Task to complete
State the number of lines in the material below that hold "Eligibility", and add nothing to it.

--- Dataset extract ---

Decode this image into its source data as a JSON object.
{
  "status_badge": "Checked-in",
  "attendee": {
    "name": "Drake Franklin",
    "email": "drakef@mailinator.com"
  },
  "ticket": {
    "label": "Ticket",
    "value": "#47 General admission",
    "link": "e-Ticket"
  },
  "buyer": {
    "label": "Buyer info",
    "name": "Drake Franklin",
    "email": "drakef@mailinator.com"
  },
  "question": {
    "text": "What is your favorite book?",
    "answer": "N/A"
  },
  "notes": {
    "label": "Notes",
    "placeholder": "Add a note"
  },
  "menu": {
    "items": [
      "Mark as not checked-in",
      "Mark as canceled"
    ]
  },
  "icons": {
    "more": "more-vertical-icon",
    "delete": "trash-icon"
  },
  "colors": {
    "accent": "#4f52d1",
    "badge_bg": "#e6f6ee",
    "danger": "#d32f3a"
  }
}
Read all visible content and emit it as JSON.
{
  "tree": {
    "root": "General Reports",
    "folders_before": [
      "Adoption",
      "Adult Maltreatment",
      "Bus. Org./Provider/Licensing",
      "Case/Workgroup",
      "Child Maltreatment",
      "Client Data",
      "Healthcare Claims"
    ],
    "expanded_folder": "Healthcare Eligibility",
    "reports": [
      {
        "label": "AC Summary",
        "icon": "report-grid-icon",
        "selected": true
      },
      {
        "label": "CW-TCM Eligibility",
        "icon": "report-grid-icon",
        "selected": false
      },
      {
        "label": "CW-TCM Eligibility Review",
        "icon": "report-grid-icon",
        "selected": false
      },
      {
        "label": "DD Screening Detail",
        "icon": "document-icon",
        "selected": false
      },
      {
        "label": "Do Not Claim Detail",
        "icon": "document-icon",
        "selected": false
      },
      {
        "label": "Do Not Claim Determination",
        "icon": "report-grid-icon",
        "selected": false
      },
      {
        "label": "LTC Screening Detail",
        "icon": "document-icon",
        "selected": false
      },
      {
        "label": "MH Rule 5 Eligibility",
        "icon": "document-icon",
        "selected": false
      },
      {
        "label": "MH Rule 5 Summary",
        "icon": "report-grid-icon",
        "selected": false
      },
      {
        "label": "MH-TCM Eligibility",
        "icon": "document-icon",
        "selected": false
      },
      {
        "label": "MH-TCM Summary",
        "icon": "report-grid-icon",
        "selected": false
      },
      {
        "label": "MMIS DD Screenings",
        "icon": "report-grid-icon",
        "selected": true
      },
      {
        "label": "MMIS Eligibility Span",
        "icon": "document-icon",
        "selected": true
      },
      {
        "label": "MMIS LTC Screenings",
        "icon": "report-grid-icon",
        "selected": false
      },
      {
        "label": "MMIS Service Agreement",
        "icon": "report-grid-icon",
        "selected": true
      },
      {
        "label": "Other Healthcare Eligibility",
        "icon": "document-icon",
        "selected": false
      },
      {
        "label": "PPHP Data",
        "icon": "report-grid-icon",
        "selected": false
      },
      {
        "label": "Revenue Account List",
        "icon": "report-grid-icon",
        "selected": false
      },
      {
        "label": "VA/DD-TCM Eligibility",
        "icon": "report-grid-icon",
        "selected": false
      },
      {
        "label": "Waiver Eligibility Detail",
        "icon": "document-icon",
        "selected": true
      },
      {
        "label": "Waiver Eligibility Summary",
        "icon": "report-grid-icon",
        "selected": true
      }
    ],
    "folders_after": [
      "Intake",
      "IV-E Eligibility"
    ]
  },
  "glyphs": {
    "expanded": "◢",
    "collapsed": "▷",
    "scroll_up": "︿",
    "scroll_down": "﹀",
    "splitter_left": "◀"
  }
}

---

Solution
11